    What works splendidly is the next bit of business, beginning with Marie’s monologue about how she spends her day. Then it is off to a party where Marie and Bruce separate, thank God, and end up arriving at different times to the same party. The set is transformed (excellent ensemble work by the rest of this cast) into a dining room where a dinner party takes place. Think My Dinner With André times 6. Using a slow revolve the discussions, such as they are, at the table are brought to the fore, slide by us and are replaced by another duo. Explanations transform into arguments, the kind that happen when the liquor takes over. It is a fascinating construct, and this cast pulls it off brilliantly.

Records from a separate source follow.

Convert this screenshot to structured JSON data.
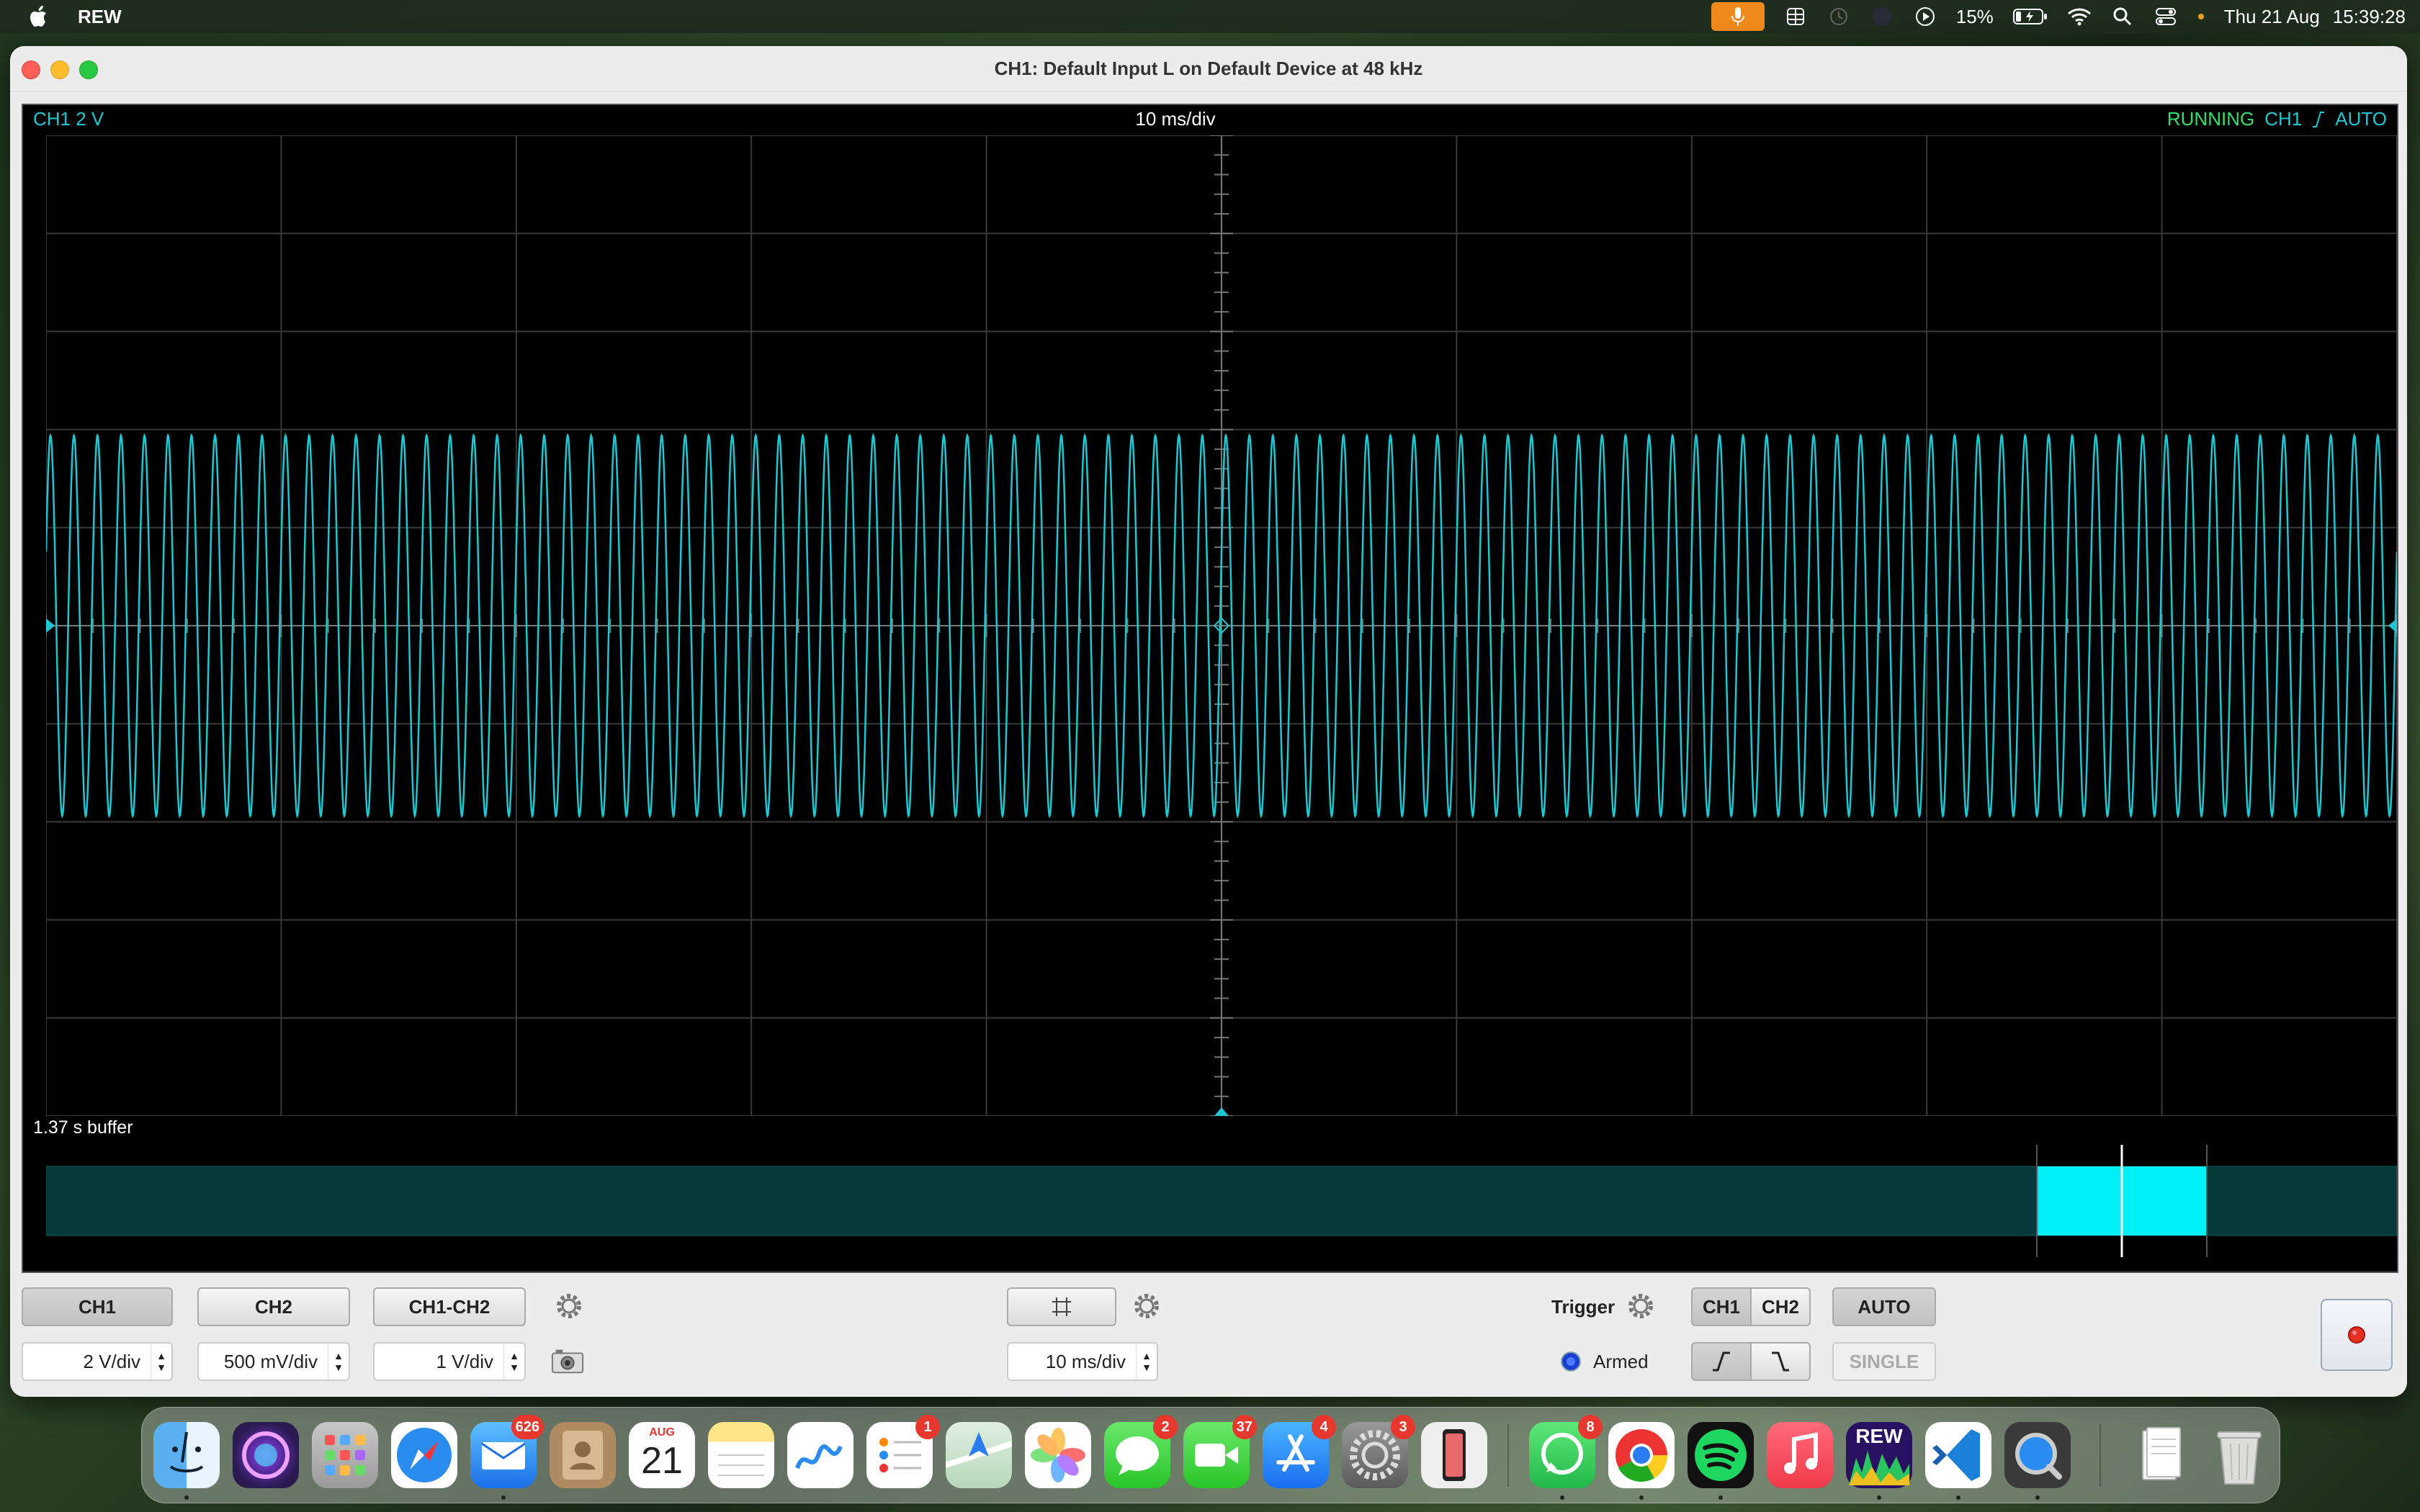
{
  "menubar": {
    "app_name": "REW",
    "battery": "15%",
    "date": "Thu 21 Aug",
    "time": "15:39:28"
  },
  "window": {
    "title": "CH1: Default Input L on Default Device at 48 kHz"
  },
  "scope": {
    "channel_scale": "CH1 2 V",
    "timebase": "10 ms/div",
    "status": "RUNNING",
    "trigger_channel": "CH1",
    "trigger_mode": "AUTO",
    "buffer_label": "1.37 s buffer",
    "trace_color": "#1ec8d2",
    "overview_color": "#063a3a",
    "overview_window_color": "#00f0f8",
    "status_color": "#34e06a"
  },
  "controls": {
    "ch1": "CH1",
    "ch2": "CH2",
    "ch1_minus_ch2": "CH1-CH2",
    "ch1_vdiv": "2 V/div",
    "ch2_vdiv": "500 mV/div",
    "diff_vdiv": "1 V/div",
    "timebase": "10 ms/div",
    "trigger_label": "Trigger",
    "trigger_ch1": "CH1",
    "trigger_ch2": "CH2",
    "auto": "AUTO",
    "single": "SINGLE",
    "armed": "Armed"
  },
  "dock": {
    "badges": {
      "mail": "626",
      "calendar_month": "AUG",
      "calendar_day": "21",
      "reminders": "1",
      "messages": "2",
      "facetime": "37",
      "appstore": "4",
      "settings": "3",
      "whatsapp": "8",
      "rew": "REW"
    }
  }
}
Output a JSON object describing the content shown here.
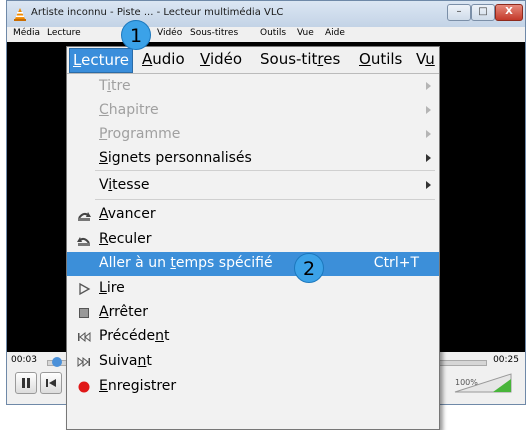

    Too bad the party ends. Then we are back with Marie and Bruce, but not before Bruce has a splendid monologue about his day. They retire to a café where Marie’s mouth engages the auto-pilot controls, and Bruce returns to his corner where the gloves are laced on again and the mouth guard inserted.

    We watch the relationship slip into ambiguity. The conclusion is vague. The result is disappointing. Marie and Bruce are dry as toast, and all we want is to go back to that party where life was present. This is a production with a gooey center, but you have to get through the stale, tasteless, and illogical duets before and after as a price. It’s too much to pay.

    (Tulis McCall)

    "It encourages you to luxuriate in your most negative, misanthropic feelings. And admit it, you kind of enjoy sinking into a bubble bath of bile now and then. You know you do. And with a super cast led by Marisa Tomei and Frank Whaley, performers willing to embrace their characters’ deepest unpleasantness, Scott Elliott’s production provides one artfully mucky wallow."
    Ben Brantley for NY Times

    "In the first few minutes of the New Group's 'Marie and Bruce,' the title couple take their place among some of history's most codependent antagonists: George and Martha in 'Who's Afraid of Virginia Woolf?' Felix and Oscar in 'The Odd Couple,' Itchy and Scratchy in 'The Simpsons.'"
    Elisabeth Vincentelli for NY Post

    "For the party sequence..., the director and designer Derek McLane seat the characters at a round table that slowly revolves. This stylized rendering of the scene only serves to drain human energy from an already inert play."
    Michael Sommers for Newsroom Jersey

    "This play is so one-note in its depiction of discord that it's hard to take."
    David Sheward for Back Stage

    New York Times - NY Post - Newsroom Jersey - Back Stage